> [Your objective]
Which lines have the string "pros"? Copy all of them from the entries below.

> [Records provided]
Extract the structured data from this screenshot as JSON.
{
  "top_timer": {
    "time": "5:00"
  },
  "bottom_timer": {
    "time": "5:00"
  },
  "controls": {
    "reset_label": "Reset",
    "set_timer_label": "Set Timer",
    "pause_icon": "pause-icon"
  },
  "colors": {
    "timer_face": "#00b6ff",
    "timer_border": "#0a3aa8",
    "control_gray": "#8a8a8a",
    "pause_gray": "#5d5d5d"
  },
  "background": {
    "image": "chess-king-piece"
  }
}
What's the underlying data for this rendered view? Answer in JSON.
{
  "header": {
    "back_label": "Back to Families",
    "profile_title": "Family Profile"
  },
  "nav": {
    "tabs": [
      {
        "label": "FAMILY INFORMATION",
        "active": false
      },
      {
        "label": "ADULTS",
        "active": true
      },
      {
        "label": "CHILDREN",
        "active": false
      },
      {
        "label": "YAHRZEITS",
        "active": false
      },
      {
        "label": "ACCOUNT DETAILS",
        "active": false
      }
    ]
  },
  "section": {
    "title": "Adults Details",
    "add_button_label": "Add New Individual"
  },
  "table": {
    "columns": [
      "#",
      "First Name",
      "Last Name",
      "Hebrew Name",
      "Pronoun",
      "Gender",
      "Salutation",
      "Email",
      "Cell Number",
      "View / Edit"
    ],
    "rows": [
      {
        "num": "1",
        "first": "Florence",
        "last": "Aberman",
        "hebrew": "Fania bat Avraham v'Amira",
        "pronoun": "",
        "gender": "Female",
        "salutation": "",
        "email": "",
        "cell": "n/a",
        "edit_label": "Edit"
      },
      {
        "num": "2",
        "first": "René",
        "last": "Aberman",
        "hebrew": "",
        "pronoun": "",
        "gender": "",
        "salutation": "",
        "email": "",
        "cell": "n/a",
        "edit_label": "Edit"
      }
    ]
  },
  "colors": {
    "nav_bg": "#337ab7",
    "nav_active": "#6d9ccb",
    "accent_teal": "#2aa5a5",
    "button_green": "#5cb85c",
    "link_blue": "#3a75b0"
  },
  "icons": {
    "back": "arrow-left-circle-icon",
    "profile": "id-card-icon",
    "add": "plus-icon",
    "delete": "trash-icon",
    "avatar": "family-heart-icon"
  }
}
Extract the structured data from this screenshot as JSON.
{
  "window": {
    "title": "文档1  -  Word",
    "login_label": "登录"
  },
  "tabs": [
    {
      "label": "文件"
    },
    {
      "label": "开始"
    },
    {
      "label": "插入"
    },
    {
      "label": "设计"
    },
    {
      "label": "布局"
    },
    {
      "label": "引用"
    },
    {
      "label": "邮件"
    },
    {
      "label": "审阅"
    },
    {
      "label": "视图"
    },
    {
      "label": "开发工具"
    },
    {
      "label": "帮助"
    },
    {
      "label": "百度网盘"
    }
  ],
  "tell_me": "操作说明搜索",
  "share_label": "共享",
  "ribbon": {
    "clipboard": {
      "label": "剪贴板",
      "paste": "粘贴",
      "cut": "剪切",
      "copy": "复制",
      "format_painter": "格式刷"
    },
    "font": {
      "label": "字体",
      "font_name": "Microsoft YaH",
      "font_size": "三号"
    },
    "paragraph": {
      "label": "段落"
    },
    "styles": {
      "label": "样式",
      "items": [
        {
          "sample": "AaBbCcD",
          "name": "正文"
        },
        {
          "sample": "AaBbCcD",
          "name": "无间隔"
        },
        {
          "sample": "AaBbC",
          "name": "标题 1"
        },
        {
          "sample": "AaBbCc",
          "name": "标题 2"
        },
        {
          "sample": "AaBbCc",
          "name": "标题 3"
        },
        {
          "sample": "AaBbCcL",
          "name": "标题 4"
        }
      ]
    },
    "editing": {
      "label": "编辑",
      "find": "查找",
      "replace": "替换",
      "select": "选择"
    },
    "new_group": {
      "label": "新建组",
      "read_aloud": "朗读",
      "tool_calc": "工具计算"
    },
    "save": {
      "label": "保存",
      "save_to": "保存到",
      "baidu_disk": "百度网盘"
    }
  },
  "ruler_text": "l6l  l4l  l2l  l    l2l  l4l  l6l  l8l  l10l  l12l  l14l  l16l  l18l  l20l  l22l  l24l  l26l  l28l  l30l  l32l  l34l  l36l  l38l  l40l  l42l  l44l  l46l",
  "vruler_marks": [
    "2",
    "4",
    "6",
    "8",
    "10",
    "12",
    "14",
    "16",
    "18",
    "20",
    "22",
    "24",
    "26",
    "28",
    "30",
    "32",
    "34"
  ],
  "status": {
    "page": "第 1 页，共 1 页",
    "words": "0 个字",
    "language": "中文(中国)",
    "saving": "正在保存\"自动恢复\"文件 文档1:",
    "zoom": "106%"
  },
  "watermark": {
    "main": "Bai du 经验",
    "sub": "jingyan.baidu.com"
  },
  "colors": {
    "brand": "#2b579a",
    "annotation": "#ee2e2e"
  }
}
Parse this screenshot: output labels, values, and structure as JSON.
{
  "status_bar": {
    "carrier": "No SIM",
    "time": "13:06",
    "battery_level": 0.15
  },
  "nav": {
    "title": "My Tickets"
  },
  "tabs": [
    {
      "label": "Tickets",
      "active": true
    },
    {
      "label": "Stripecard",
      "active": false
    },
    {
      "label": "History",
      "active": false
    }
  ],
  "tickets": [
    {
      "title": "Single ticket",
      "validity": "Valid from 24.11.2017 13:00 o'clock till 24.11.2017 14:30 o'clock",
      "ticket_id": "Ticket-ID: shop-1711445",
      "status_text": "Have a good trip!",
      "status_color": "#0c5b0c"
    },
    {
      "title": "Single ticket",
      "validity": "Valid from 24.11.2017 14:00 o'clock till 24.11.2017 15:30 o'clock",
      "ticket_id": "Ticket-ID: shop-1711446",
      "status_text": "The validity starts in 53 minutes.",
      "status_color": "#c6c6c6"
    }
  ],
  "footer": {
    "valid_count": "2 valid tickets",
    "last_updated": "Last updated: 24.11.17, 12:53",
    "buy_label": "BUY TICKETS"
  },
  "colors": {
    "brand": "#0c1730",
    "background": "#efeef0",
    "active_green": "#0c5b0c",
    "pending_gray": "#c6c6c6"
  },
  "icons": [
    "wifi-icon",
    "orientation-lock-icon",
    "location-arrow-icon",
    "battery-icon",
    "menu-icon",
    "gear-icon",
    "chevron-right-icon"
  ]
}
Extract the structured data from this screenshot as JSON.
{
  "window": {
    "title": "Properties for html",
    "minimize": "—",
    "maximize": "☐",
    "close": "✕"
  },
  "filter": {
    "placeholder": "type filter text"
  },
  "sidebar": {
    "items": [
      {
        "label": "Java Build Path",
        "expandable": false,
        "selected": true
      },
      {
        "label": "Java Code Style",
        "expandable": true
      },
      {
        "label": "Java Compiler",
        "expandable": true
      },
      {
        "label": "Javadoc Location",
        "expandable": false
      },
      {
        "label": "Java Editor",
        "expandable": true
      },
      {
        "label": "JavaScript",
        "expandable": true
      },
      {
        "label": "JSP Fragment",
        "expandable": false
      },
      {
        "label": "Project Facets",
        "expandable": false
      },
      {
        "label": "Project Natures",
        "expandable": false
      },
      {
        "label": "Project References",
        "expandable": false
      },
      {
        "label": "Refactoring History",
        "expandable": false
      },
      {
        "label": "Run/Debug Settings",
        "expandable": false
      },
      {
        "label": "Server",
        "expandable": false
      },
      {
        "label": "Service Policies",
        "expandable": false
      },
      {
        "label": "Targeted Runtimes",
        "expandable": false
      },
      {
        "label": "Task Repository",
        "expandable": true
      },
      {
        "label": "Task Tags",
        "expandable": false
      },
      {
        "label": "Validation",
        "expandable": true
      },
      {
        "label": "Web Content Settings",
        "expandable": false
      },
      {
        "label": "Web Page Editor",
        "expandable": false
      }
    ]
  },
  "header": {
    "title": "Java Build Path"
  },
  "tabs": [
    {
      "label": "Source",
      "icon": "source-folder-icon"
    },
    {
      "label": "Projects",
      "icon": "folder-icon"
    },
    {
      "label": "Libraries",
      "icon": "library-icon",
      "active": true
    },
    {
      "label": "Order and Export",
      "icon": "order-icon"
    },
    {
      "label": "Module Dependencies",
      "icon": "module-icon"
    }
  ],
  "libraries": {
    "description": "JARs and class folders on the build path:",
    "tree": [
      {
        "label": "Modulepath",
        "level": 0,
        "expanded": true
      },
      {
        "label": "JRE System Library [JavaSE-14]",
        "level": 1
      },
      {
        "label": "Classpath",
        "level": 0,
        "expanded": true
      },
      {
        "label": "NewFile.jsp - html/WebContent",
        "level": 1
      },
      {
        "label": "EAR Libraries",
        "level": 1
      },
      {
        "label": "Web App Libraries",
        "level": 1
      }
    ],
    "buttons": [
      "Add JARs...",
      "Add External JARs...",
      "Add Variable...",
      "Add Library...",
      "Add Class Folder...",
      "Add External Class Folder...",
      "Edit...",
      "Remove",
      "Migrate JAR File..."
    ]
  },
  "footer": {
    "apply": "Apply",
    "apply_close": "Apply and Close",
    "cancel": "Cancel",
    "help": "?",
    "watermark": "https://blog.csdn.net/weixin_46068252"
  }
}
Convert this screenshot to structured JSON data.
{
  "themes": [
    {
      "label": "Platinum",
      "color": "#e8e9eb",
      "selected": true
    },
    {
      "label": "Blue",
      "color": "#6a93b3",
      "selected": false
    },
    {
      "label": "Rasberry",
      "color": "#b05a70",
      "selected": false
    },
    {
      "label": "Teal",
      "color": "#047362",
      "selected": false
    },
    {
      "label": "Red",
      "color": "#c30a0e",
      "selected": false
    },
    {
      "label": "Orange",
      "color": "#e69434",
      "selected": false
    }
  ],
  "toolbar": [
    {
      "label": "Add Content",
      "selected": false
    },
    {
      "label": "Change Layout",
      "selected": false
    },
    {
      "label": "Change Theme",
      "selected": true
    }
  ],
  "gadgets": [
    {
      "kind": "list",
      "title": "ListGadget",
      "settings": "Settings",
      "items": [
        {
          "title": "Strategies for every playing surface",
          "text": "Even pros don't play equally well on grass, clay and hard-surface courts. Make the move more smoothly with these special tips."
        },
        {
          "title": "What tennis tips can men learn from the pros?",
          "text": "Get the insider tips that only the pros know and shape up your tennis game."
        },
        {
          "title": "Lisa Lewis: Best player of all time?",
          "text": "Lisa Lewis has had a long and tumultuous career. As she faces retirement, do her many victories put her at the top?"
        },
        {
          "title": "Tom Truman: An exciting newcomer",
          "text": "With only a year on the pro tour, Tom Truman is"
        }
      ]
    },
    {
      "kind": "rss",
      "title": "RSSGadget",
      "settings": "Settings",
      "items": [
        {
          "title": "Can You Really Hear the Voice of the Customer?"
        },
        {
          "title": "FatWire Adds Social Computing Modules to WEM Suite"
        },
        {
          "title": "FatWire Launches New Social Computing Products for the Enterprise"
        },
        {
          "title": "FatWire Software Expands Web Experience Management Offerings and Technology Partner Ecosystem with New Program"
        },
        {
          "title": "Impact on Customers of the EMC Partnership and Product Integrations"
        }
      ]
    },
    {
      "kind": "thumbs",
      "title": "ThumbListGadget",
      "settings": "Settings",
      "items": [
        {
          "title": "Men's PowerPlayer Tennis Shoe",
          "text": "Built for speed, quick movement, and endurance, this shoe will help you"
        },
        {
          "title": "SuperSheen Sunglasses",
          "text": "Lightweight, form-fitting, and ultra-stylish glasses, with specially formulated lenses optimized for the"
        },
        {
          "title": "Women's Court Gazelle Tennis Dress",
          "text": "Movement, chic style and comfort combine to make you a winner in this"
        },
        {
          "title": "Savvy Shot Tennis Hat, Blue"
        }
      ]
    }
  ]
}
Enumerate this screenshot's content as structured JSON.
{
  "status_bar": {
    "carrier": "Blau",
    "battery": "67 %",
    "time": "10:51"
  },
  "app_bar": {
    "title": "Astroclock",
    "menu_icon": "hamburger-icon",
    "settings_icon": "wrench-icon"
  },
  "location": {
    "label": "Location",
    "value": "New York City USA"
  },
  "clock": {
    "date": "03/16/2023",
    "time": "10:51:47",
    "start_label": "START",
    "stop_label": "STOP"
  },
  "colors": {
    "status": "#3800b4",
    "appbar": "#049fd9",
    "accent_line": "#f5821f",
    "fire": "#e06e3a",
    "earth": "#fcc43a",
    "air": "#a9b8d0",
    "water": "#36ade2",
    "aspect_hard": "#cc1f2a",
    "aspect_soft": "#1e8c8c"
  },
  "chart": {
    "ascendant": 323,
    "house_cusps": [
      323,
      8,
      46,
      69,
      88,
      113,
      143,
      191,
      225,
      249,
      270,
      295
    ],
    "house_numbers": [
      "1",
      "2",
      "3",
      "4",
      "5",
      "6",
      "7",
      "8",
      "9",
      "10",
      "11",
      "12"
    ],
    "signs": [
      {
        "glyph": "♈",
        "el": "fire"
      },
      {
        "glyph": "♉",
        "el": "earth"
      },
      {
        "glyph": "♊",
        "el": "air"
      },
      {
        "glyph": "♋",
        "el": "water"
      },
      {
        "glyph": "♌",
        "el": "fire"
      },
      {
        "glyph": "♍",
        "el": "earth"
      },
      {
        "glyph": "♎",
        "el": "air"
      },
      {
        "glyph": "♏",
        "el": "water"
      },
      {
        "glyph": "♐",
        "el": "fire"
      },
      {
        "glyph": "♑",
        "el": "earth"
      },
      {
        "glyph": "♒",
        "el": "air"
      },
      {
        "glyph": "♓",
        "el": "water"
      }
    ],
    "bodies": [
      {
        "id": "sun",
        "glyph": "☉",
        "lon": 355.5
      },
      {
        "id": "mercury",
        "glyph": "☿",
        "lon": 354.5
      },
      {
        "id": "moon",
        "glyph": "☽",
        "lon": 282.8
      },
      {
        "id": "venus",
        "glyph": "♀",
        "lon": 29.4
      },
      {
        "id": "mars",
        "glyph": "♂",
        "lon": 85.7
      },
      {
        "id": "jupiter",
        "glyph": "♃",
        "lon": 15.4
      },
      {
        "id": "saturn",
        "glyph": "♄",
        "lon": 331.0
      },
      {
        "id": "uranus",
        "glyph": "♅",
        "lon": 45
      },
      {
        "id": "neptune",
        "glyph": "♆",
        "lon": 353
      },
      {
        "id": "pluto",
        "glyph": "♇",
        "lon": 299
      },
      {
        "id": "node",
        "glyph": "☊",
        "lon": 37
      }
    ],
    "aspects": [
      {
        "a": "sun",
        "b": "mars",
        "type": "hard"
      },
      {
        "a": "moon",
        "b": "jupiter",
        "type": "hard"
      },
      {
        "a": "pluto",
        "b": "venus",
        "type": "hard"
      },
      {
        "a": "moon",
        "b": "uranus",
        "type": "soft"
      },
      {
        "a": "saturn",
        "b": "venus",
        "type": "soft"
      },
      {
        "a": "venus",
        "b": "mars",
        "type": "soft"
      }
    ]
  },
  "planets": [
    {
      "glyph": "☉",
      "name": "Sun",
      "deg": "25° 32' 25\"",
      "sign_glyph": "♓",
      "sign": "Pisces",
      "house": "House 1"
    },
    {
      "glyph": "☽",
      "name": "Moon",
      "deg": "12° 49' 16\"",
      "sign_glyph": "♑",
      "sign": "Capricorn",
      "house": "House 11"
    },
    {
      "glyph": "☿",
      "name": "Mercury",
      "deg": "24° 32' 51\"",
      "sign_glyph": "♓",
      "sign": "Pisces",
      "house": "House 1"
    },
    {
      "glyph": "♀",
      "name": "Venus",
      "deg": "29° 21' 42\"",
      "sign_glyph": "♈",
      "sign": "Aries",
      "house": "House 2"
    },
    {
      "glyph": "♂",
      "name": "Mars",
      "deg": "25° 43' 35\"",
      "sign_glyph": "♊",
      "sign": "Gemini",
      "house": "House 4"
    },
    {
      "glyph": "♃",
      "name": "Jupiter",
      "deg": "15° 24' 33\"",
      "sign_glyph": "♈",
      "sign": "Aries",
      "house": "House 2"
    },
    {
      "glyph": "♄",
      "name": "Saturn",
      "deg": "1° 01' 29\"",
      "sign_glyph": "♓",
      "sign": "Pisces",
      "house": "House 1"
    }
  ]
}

> [Your response]
          "text": "Even pros don't play equally well on grass, clay and hard-surface courts. Make the move more smoothly with these special tips."
          "title": "What tennis tips can men learn from the pros?",
          "text": "Get the insider tips that only the pros know and shape up your tennis game."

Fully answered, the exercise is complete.